Another local custom that I will follow is the sprinkling of yellow confetti around your house. I think my landlady would frown on my doing this around my apartment as she keeps a very clean property but I will be doing it around the entrance to Picaflor House.

Also for sale in the markets were the seeds of the various legumes people eat here. You could buy these in individual packets or as ornaments, in glass vessels or attached to little clay pots, varnished and sometimes adorned with glitter. Presumably the seeds represent the desire to have sufficient food in your house during the coming year.

As in many countries around the world, here in Cusco there were many parties to welcome in the new year, and people gather in the main squares to enjoy the music and dancing, and to count down the hours, minutes, seconds to midnight. The partying actually started well before midnight – when I was walking home at 8pm, after dinner with a friend, there were already many drunken people on the streets. The alcohol of choice seems to be a particularly sweet and syrupy red wine, which I sampled in the market yesterday. It was more like port than wine so I imagine the drinkers will have huge hangovers today.

A young guy selling alcohol at the market, who was happy to give us a free sample and to pose for a photo

The fireworks also started well before midnight – even though they are illegal here, everyone still lets them off. Their illegal status is due to previous accidents that caused large numbers of fatalities. In December 2001, a fireworks explosion set off a huge blaze in central Lima that killed more than 200 people and, in recent months, two unrelated incidents involving vehicles carrying fireworks resulted in the deaths of 16 people, with many more injured.

A small selection of the fireworks available

To celebrate the first day of the new year, you should eat pork as it attracts money – think, for example, of the piggy bank – and piggy banks were also for sale in the markets yesterday.

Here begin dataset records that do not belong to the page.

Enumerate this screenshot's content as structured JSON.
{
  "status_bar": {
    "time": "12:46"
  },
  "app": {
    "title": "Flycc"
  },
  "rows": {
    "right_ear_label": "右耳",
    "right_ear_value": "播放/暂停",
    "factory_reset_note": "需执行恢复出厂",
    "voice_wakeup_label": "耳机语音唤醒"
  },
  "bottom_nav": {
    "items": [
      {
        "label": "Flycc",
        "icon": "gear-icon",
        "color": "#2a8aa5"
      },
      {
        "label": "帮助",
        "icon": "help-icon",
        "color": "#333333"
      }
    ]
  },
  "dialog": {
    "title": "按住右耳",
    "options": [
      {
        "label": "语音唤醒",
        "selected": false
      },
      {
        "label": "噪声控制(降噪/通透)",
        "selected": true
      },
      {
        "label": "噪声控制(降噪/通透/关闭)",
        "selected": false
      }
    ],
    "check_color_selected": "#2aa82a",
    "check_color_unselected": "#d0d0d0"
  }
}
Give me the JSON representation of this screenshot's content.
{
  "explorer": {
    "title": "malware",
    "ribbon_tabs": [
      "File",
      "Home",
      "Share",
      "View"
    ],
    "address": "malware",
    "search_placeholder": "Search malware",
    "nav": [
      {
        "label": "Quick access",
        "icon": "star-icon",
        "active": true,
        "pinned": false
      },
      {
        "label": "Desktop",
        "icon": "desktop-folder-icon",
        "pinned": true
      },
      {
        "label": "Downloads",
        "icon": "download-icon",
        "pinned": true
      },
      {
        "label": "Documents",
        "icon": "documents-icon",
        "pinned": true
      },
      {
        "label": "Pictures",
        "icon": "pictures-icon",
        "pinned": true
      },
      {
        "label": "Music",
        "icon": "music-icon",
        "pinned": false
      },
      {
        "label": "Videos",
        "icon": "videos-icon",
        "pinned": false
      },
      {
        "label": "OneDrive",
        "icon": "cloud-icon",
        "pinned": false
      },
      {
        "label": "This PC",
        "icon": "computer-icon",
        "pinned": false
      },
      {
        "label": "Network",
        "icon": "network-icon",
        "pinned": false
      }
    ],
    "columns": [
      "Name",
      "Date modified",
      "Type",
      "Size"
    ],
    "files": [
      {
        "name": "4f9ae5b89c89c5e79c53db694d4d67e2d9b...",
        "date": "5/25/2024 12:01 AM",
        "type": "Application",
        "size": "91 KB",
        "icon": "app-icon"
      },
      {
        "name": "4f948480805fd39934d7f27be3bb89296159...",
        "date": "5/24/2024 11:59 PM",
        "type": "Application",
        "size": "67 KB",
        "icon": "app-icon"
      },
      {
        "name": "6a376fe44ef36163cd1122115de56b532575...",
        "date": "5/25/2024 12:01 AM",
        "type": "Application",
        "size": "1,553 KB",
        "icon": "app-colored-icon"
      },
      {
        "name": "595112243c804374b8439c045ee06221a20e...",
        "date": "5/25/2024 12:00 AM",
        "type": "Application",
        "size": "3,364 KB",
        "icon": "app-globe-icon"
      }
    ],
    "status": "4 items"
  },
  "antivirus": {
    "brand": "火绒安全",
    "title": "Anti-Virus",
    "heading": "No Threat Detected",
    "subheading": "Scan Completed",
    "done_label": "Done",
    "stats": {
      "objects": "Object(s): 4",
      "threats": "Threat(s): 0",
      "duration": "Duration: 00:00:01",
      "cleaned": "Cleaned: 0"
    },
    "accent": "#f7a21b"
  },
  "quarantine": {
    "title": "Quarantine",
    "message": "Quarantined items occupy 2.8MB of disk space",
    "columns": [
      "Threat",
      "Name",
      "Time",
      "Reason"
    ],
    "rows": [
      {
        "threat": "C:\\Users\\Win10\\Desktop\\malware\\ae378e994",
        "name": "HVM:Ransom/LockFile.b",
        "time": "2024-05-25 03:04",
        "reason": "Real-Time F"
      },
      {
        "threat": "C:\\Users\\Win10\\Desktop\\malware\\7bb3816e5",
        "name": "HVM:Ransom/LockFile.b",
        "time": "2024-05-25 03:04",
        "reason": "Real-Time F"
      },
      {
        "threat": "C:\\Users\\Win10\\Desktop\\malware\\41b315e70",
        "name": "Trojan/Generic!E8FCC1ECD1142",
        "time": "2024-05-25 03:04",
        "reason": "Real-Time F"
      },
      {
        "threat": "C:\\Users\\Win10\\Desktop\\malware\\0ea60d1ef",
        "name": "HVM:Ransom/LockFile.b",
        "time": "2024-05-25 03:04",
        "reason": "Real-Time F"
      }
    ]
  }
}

You should not eat chicken or, indeed, any poultry: just as birds can fly away, so can your luck and your money!
Before ... for sale in the market

After ... ready for eating

For some reason that I haven’t figured out, you are also supposed to eat grapes, and there were barrow-loads for sale around town this week. Maybe it’s just the right season for them.

The locals here don’t seem to bother with New Year’s resolutions ... but I always like to have a few things to aim for when I’m thinking about the year ahead. For 2012, these include some new ideas for the wonderful children of Picaflor House, some extra challenges I’ve set myself for my photography, as much travel as I can possibly afford and, later in the year, a move to fresh pastures. Oh, and with the help of a new friend, I am planning finally to climb a mountain (or three), something that’s been on my bucket list for a while now.

Feliz año nuevo para todos mis amigos. Espero que el 2012 sea lleno de amor, dicha y prosperidad.